Among the entries that follow, find the lines holding "skywalking" and say how many there are, with no other words.

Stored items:
=-=-=-=-=
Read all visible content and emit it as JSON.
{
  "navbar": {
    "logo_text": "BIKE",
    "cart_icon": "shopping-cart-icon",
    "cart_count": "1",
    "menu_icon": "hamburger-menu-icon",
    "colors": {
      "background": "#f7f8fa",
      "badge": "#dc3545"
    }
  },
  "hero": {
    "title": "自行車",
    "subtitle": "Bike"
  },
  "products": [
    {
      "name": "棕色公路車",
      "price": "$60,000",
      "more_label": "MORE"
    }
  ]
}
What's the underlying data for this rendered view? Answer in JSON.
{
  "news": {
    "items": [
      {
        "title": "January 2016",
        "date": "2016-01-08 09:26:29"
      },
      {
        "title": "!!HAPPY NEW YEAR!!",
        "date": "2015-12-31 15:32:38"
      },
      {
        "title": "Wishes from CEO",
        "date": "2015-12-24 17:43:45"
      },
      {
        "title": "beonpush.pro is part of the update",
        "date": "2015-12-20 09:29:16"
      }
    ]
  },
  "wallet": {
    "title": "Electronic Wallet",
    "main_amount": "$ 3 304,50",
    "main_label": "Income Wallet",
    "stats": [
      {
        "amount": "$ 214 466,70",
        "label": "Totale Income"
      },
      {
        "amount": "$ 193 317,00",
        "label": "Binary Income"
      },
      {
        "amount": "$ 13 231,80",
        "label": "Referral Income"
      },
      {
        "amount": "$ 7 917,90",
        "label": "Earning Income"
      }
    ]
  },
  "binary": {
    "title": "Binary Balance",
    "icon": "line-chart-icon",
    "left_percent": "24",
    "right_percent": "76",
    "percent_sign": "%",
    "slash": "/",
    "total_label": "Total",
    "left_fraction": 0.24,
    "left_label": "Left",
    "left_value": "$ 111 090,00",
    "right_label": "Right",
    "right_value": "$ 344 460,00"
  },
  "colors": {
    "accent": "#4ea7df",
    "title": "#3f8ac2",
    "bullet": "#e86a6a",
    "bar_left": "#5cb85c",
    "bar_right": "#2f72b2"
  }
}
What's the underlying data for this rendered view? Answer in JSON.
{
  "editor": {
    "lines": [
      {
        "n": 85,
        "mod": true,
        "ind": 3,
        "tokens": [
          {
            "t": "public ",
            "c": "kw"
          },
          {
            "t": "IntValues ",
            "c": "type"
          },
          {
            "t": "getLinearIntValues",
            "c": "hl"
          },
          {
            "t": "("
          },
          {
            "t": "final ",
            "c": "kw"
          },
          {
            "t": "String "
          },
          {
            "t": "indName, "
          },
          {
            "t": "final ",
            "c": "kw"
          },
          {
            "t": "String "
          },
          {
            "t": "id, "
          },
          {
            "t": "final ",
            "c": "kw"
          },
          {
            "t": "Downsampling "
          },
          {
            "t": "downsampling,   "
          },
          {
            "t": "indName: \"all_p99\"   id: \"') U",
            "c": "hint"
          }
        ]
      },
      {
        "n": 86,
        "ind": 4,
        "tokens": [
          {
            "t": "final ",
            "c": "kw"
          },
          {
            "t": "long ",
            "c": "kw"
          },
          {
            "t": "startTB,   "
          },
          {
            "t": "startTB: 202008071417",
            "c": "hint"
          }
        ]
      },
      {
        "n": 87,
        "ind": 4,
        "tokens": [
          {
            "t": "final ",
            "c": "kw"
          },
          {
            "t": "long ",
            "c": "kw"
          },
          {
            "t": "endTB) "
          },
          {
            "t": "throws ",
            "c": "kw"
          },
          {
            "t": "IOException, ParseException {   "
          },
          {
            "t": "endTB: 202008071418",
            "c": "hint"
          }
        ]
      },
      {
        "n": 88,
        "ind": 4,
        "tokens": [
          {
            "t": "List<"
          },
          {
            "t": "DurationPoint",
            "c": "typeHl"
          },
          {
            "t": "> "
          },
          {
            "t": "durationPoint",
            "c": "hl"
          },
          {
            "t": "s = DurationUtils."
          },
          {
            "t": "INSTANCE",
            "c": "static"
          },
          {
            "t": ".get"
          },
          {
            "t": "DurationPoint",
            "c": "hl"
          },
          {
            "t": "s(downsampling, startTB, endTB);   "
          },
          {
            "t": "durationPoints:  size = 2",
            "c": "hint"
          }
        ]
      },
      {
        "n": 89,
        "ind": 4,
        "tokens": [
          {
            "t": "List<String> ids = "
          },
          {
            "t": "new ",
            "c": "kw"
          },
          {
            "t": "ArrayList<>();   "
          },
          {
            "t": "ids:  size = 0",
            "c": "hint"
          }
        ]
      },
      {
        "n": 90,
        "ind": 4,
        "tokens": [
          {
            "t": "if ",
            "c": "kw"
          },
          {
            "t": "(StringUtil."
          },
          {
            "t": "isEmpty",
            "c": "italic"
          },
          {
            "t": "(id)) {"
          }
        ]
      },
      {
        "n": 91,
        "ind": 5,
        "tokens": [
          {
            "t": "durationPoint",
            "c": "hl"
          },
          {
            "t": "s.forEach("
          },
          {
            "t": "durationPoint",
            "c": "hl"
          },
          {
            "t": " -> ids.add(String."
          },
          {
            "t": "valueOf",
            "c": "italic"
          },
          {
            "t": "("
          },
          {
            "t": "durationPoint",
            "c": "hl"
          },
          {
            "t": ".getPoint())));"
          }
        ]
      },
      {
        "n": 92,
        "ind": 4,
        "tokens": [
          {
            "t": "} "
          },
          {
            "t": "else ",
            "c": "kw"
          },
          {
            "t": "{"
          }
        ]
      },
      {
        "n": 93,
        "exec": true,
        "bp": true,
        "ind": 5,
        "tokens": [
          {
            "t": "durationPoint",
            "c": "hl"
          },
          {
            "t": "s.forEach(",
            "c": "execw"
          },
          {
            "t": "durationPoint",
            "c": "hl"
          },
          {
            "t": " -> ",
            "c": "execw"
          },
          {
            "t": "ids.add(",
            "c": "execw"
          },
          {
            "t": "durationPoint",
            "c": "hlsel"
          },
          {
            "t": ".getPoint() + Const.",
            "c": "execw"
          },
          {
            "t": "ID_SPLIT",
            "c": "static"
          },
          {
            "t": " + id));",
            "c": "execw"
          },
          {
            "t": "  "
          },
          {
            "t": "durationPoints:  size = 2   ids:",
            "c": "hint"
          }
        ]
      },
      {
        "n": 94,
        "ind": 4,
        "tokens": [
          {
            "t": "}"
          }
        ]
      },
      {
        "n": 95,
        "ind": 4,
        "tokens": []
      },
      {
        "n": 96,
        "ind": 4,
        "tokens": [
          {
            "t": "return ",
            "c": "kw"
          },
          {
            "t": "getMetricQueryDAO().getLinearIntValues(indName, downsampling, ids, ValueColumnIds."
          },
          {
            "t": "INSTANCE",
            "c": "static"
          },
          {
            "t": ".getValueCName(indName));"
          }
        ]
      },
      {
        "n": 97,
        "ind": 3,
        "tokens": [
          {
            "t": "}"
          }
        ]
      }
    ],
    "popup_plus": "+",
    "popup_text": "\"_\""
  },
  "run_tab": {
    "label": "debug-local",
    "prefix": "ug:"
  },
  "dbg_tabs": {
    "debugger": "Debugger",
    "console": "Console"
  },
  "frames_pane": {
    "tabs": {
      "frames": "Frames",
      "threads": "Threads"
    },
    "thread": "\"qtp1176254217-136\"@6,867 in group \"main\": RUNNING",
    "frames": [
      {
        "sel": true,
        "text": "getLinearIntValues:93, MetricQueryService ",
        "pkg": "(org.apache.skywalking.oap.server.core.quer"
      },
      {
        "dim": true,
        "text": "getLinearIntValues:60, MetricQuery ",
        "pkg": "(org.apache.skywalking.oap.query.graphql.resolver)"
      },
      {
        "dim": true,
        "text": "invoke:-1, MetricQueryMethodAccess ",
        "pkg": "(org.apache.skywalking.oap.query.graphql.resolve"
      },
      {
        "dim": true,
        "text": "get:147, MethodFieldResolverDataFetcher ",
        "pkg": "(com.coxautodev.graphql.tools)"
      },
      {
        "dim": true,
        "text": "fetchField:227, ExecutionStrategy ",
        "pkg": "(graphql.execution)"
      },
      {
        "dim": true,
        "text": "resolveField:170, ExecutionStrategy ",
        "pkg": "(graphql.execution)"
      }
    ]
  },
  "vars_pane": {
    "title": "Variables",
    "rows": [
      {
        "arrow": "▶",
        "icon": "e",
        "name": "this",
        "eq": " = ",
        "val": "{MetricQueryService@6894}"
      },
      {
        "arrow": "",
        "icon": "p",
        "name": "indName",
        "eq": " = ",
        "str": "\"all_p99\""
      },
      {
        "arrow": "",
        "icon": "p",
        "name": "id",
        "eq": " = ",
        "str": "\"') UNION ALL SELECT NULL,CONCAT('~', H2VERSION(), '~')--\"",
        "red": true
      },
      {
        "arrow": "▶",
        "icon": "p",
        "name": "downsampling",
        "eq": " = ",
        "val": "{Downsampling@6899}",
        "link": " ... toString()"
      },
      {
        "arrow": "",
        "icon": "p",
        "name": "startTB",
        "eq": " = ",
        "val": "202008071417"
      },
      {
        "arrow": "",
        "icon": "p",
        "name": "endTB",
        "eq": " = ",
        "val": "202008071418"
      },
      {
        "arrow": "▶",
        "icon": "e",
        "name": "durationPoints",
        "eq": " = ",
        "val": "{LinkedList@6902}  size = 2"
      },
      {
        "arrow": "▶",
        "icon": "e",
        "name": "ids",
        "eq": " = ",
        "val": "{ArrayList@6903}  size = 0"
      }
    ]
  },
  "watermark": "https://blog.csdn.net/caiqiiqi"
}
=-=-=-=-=
■ **Exercise answer**: 3